The cultivation of Mindfulness has roots in Buddhism, but most religions include some type of prayer or meditation technique that helps shift your thoughts away from your usual preoccupations toward an appreciation of the moment and a larger perspective on life. Professor emeritus Jon Kabat-Zinn, founder and former director of the Stress Reduction Clinic at the University of Massachusetts Medical Center, helped to bring the practice of Mindfulness meditation into mainstream medicine and demonstrated that practicing Mindfulness can bring improvements in both physical and psychological symptoms as well as positive changes in health, attitudes, and behaviours.
Increasing your capacity for Mindfulness supports many attitudes that contribute to a satisfied life. Being mindful makes it easier to savor the pleasures in life as they occur, helps you become fully engaged in activities, and creates a greater capacity to deal with adverse events. By focusing on the here and now, many people who practice Mindfulness find that they are less likely to get caught up in worries about the future or regrets over the past, are less preoccupied with concerns about success and self-esteem, and are better able to form deep connections with others.
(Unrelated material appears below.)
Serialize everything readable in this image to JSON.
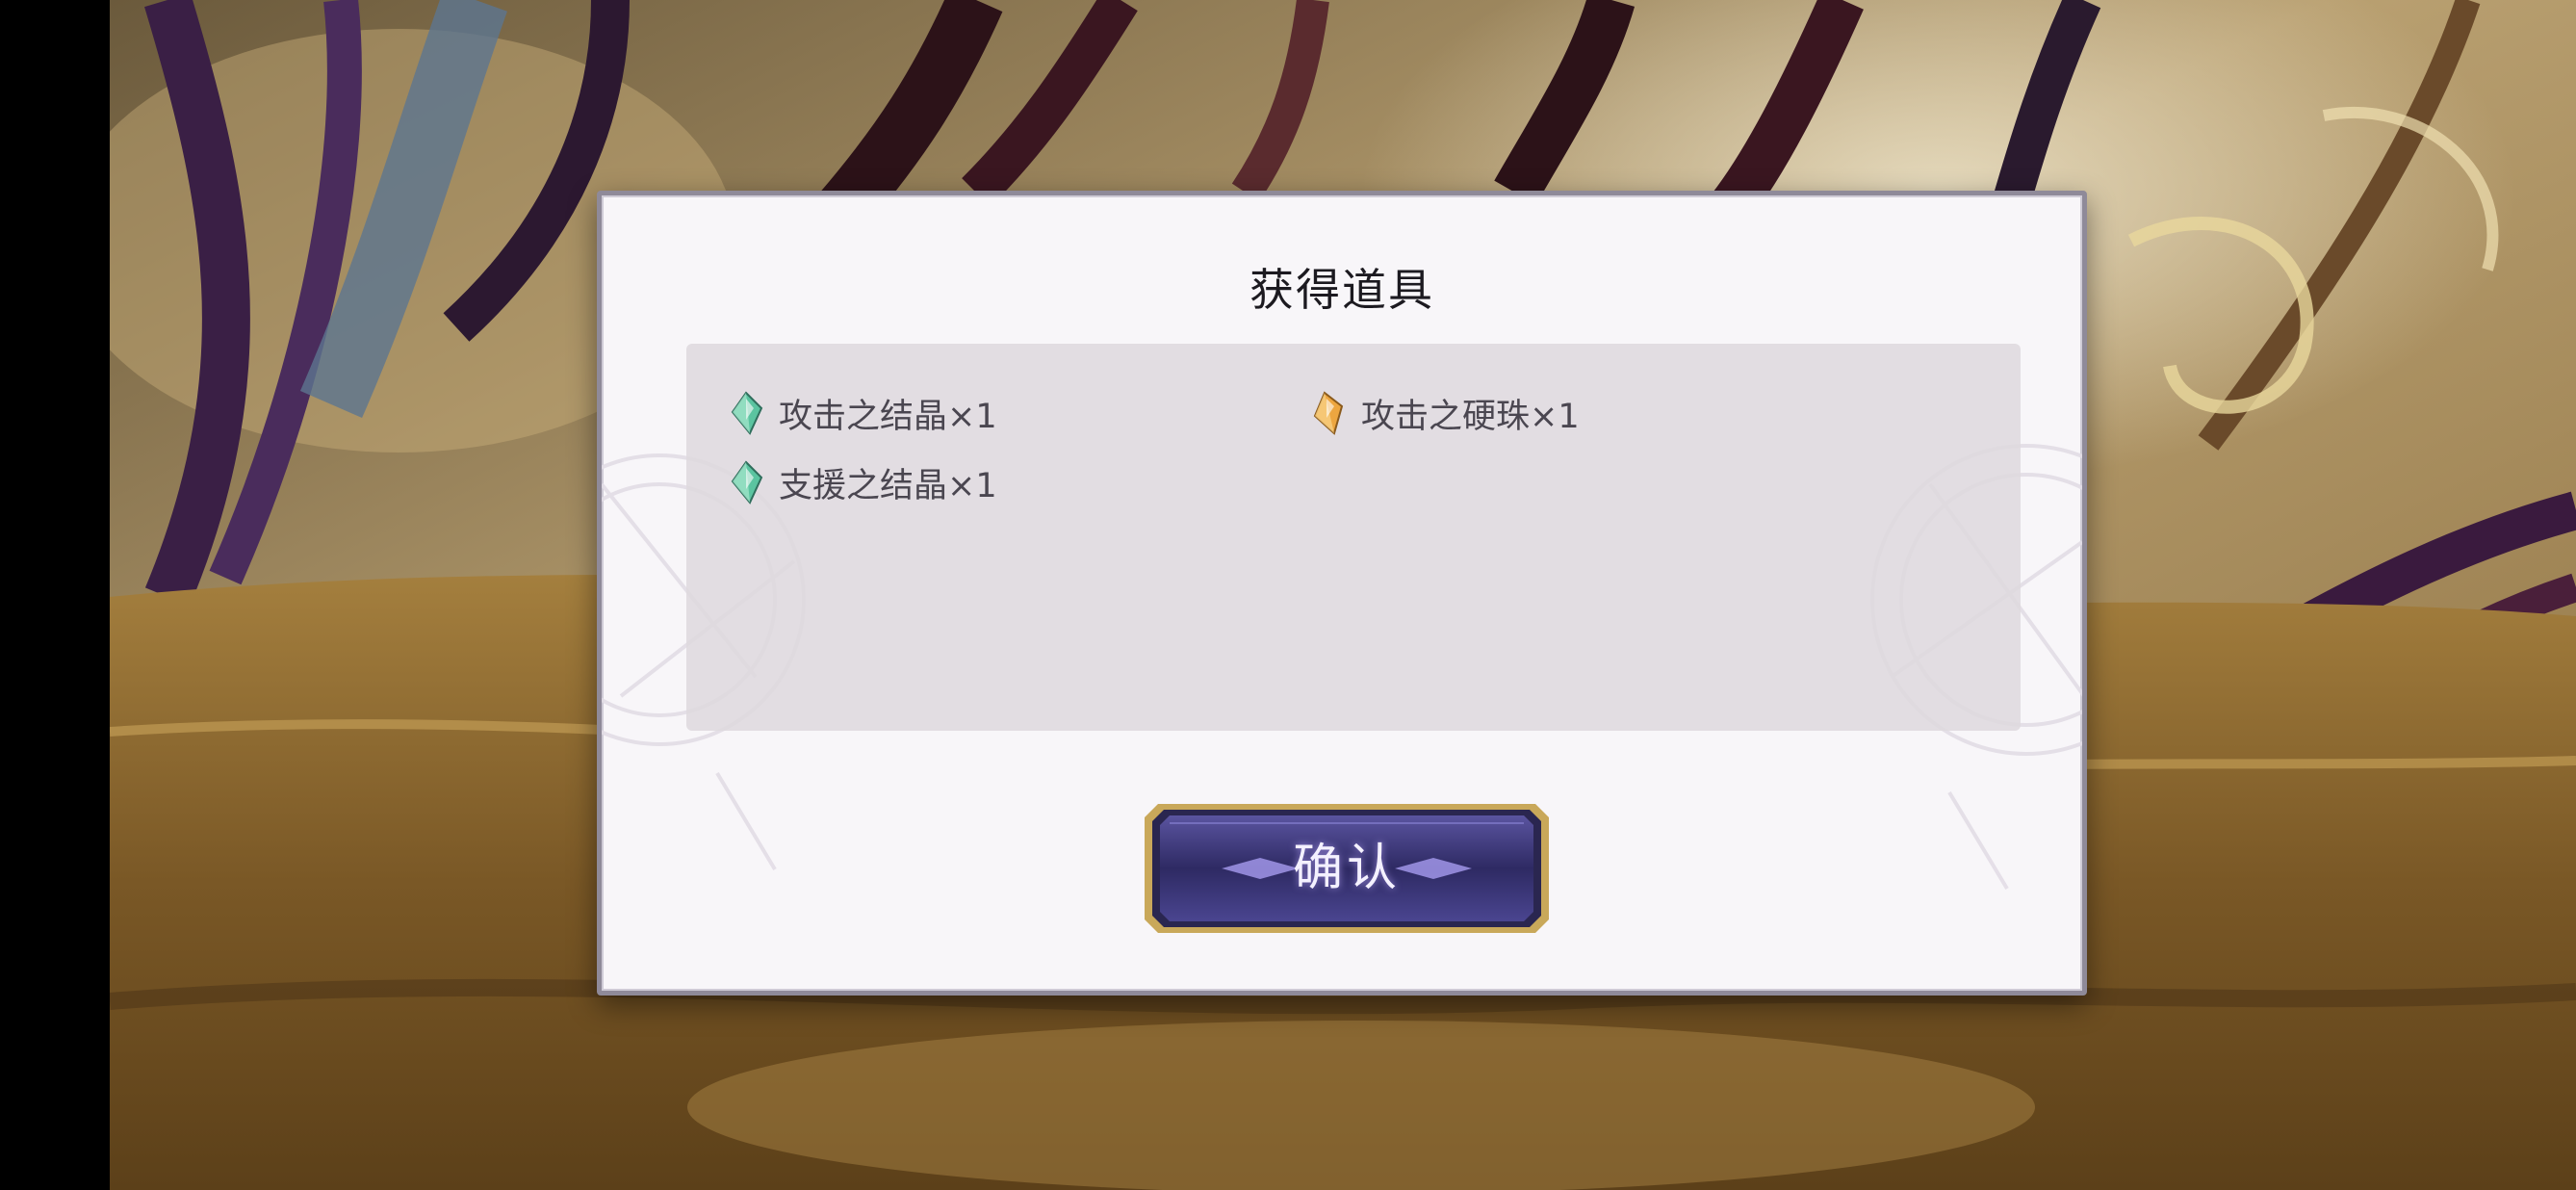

If greater well-being isn’t enough of an incentive, scientists have discovered that Mindfulness techniques help improve physical health in a number of ways. Mindfulness can: help relieve stress, treat heart disease, lower blood pressure, reduce chronic pain, , improve sleep, and alleviate gastrointestinal difficulties.
In recent years, psychotherapists have turned to Mindfulness meditation as an important element in the treatment of a number of problems, including: depression, substance abuse, eating disorders, couples’ conflicts, anxiety disorders, and obsessive-compulsive disorder
Some experts believe that Mindfulness works, in part, by helping people to accept their experiences—including painful emotions—rather than react to them with aversion and avoidance. It’s become increasingly common for Mindfulness meditation to be combined with psychotherapy, especially cognitive behavioral therapy. This development makes good sense, since both meditation and cognitive behavioral therapy share the common goal of helping people gain perspective on irrational, maladaptive, and self-defeating thoughts.
There is more than one way to practice Mindfulness, but the goal of any Mindfulness technique is to achieve a state of alert, focused relaxation by deliberately paying attention to thoughts and sensations without judgment. This allows the mind to refocus on the present moment. All Mindfulness techniques are a form of meditation.
Above all, Mindfulness practice involves accepting whatever arises in your awareness at each moment. It involves being kind and forgiving toward yourself.